[Score: 5/10] - Comments: In have just started construction and found bulkhead 2/3 missing , but have found bulkhead 3/4 x 2 !!!! I am going to uild slowly because of time pressures and thought I might startvwith th e standard set up and get the boat sorted Maybe go to brushless and gradually increase speed . Good or bad idead ? Terry

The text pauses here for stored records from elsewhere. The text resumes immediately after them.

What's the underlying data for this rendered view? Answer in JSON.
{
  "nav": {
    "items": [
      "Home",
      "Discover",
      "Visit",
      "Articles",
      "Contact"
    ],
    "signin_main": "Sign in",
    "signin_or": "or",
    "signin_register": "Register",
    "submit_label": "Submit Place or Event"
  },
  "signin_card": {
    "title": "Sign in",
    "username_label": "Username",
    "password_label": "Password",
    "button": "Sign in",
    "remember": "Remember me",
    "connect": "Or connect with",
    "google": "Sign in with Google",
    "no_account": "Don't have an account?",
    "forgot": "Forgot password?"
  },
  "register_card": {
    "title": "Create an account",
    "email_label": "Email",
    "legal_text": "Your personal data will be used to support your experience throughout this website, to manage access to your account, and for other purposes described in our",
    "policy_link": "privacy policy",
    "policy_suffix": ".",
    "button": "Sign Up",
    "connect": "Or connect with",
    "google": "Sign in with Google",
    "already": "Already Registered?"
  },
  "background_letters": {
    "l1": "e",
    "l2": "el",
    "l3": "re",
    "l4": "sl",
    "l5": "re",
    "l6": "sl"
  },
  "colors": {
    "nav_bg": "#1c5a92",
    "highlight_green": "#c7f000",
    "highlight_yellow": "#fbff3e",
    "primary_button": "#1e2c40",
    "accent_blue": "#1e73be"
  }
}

Hi Brian I am not sure which model you are referring to but your description of period photos suggests it is from the late 1930's and yes they were not a planing hull. Does your model have one or two props? A few pics of the model would help, you can upload by clicking the yellow box to the left of this input panel. Brushless can be a bit daunting at first experience but they are not difficult to use once you are familiar. You will already have seen they have three input wires and these need to be connected to an individual Brushless ESC for each motor. Doesn't matter which wired connect to which socket on the ESC but if your prop spins the wrong way you can swop any two connections to change the directiopn. The kv rating refers to the unloaded speed of the motor for every volt you apply so for say a 1000kv motor supplied with 11.1volts the motor would spin at 11100 revs. There are two types of brushless motor "in-runners" and "out-runners". This refers to the construction used with in-runners generally being less bulky. The outrunners will produce more tork and can be more suited to slower speeds. If you need to water cool the in-runners have a jacket fitted around the motor body whilst the out-runners use a water cooled mounting attached to the bearing. Both are suitable but I personally prefer Out-runners. For your model I suspect an inrunner may be preferable due to the restricted space available. Unlike brushed motors brushless do not like being overloaded and work best when they can achieve their max efficiency at near max revs. They have a max watt rating which should not be exceeded (Watts = Amps x Volts). The casing may be marked with numbers 42-56 which is the diameter 42mm and length 56mm. In my 48" Sea Queen I use a 42 size 850Kv water cooled motor of 700 watts and it is happy driving a Prop Shop prop of 42mm at 45 amp on full throttle. To measure your wattage you need to acquire a Wattmeter to measure the actual current draw with the model in the water. This will give an indication of the max current at max load as you hold the model stationery. If the watts are greater than the motor's rating you need to reduce the prop size/pitch. I like scale props so use 3 bladed brass and avoid using racing plastic/nylon props as they can overload the motor. The ESC should also be of a sufficient rating to handle the running current, I usually try for at least a 50% margin ie 75amps for a 50amp max current. Finally your setup must be really secure (I know from personal experience) and free running. The revs produced are possibly higher than what you may have experience before and any fault can and will escalate very quickly. At high currents the motor coils will fry in about 2 seconds should anything stall the motor and you can expect to see smoke and a ruined motor. If you post some pics we can give you more detailed help on your particular setup. Dave